--- RECORDS SUPPLIED Enclosed Below ---

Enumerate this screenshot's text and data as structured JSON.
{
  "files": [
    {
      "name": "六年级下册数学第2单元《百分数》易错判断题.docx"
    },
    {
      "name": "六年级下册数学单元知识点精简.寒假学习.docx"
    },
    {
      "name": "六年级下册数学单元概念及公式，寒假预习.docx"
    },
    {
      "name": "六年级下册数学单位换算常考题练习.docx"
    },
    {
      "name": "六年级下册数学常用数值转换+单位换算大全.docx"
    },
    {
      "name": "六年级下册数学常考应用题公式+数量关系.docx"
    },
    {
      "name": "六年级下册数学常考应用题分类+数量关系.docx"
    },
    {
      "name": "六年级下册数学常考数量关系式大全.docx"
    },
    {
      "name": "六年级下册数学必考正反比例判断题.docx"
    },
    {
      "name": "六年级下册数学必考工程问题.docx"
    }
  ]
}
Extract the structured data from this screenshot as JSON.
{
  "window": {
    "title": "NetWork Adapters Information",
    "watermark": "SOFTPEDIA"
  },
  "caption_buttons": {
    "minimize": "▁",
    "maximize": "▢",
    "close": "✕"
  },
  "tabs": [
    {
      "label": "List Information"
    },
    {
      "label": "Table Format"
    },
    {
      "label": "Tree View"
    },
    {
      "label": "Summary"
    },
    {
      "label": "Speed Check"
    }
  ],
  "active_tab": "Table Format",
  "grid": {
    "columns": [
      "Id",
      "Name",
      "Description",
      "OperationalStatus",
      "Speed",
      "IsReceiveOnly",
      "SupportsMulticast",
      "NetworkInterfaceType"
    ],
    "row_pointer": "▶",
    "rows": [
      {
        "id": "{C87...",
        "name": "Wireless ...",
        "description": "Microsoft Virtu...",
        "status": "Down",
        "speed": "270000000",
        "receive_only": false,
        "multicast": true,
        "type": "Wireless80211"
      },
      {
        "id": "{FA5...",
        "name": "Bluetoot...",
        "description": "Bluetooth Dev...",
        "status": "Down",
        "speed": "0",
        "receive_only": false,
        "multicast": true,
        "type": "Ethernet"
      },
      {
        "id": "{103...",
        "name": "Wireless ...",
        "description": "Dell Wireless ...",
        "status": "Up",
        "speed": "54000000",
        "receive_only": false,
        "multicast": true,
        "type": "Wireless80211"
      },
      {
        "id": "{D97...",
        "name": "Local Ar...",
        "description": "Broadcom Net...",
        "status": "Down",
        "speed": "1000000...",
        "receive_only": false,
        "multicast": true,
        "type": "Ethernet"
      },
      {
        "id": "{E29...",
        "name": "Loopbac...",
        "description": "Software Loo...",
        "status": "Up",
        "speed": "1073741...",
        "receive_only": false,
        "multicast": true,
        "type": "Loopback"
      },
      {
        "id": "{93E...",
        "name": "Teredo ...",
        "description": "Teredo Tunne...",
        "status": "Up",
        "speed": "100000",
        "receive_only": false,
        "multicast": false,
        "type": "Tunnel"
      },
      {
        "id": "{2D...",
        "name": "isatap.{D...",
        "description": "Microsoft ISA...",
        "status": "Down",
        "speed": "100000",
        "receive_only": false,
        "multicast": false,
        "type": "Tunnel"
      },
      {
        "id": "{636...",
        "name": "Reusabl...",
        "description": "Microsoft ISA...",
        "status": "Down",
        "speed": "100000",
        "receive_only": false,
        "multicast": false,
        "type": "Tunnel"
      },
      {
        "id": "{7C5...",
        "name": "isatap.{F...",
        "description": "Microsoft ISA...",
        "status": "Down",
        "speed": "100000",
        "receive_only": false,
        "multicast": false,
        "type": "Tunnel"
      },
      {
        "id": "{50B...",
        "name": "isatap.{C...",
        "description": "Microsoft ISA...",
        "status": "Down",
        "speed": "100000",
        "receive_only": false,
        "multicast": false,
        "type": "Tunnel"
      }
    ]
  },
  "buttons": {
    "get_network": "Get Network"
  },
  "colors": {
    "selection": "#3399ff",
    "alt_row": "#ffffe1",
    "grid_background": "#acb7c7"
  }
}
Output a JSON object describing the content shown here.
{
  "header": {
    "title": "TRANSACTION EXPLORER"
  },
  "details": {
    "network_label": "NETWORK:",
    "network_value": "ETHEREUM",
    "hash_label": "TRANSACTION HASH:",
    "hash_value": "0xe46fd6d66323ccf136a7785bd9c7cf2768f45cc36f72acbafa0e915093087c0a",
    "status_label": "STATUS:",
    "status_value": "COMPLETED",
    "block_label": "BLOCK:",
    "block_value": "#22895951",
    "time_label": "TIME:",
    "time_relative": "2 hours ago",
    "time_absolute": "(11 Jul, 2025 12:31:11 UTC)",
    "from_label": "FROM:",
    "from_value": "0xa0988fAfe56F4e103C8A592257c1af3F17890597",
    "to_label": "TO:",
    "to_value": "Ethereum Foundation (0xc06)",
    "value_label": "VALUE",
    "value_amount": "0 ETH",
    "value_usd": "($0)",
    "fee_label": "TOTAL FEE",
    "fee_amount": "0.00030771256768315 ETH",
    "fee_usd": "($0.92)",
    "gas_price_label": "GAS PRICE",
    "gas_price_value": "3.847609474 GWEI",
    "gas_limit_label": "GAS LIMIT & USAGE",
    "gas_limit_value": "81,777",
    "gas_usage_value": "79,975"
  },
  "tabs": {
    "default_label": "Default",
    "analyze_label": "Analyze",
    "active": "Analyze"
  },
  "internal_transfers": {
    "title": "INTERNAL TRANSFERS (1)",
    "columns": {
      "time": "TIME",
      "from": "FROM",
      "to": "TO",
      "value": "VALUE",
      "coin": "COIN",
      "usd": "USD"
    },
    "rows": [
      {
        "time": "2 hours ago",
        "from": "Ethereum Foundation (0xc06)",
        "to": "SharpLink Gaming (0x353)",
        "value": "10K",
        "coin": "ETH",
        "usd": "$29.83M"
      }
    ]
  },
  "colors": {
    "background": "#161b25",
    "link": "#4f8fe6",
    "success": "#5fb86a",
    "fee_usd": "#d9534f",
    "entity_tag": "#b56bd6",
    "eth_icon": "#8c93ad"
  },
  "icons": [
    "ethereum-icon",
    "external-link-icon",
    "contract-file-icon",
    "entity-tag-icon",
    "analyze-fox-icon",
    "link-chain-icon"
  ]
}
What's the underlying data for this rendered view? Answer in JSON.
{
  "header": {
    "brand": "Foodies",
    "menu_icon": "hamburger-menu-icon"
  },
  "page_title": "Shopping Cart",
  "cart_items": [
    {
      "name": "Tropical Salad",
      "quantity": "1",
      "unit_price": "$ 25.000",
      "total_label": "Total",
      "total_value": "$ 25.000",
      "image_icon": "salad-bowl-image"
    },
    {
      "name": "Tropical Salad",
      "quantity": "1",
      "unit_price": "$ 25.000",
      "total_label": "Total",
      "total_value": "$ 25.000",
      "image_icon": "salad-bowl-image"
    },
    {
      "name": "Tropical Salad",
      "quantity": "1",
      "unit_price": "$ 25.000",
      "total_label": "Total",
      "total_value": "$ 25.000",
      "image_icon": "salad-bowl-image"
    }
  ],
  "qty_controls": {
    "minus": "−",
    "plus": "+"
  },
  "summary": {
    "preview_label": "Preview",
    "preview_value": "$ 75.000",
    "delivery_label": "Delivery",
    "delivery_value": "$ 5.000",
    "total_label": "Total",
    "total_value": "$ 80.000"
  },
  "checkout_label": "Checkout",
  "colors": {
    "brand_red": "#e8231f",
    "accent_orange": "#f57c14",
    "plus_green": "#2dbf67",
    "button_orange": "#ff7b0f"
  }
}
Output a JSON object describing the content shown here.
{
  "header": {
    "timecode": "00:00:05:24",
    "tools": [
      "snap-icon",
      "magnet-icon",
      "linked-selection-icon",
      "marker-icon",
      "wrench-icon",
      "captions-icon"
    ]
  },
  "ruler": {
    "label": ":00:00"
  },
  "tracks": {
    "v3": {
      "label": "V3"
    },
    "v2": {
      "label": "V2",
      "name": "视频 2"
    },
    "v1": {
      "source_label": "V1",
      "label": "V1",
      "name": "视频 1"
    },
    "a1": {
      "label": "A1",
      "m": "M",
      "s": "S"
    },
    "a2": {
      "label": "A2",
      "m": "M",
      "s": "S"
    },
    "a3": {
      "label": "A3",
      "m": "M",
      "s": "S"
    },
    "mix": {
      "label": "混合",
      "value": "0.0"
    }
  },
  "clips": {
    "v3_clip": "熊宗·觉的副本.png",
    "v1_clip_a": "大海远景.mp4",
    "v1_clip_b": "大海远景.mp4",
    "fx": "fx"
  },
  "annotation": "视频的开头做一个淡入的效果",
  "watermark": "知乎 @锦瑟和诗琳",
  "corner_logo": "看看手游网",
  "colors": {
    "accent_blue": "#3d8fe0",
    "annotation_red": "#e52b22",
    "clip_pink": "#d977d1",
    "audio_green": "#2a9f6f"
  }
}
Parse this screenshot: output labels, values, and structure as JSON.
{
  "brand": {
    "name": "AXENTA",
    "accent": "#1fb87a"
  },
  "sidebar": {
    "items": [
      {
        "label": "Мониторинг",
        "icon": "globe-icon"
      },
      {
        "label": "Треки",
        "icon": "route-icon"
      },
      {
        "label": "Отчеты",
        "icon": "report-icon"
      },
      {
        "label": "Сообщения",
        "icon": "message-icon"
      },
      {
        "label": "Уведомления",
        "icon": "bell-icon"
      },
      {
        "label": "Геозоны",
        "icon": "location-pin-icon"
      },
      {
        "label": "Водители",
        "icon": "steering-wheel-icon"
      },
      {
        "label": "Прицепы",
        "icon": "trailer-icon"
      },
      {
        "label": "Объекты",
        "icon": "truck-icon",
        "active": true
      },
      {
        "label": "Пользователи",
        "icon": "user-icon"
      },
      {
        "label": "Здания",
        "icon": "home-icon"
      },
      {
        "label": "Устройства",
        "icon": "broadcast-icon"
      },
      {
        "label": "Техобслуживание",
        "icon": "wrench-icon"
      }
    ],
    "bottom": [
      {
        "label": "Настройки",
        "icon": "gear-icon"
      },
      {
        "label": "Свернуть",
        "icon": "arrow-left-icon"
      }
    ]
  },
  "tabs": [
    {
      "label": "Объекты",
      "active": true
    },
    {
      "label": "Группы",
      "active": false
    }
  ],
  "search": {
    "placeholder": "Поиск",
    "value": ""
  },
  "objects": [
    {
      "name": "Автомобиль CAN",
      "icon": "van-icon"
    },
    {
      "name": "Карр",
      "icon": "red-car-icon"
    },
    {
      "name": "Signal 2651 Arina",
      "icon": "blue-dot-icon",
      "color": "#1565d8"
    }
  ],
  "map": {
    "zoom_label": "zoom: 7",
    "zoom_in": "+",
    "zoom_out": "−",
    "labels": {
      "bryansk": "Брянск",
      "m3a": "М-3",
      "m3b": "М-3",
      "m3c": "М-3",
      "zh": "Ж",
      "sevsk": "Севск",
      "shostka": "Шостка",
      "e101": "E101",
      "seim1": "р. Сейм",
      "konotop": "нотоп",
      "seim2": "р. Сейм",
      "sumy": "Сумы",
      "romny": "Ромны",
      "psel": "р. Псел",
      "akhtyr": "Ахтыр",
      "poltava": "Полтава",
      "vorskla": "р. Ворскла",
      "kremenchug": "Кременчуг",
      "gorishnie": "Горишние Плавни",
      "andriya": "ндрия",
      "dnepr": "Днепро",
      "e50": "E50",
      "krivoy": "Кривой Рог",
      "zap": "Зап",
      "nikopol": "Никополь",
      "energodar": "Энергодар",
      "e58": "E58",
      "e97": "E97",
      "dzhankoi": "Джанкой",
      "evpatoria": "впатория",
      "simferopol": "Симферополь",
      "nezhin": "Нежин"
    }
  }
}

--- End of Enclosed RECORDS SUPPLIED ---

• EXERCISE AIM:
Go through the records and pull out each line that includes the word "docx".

• THE ANSWER:
      "name": "六年级下册数学第2单元《百分数》易错判断题.docx"
      "name": "六年级下册数学单元知识点精简.寒假学习.docx"
      "name": "六年级下册数学单元概念及公式，寒假预习.docx"
      "name": "六年级下册数学单位换算常考题练习.docx"
      "name": "六年级下册数学常用数值转换+单位换算大全.docx"
      "name": "六年级下册数学常考应用题公式+数量关系.docx"
      "name": "六年级下册数学常考应用题分类+数量关系.docx"
      "name": "六年级下册数学常考数量关系式大全.docx"
      "name": "六年级下册数学必考正反比例判断题.docx"
      "name": "六年级下册数学必考工程问题.docx"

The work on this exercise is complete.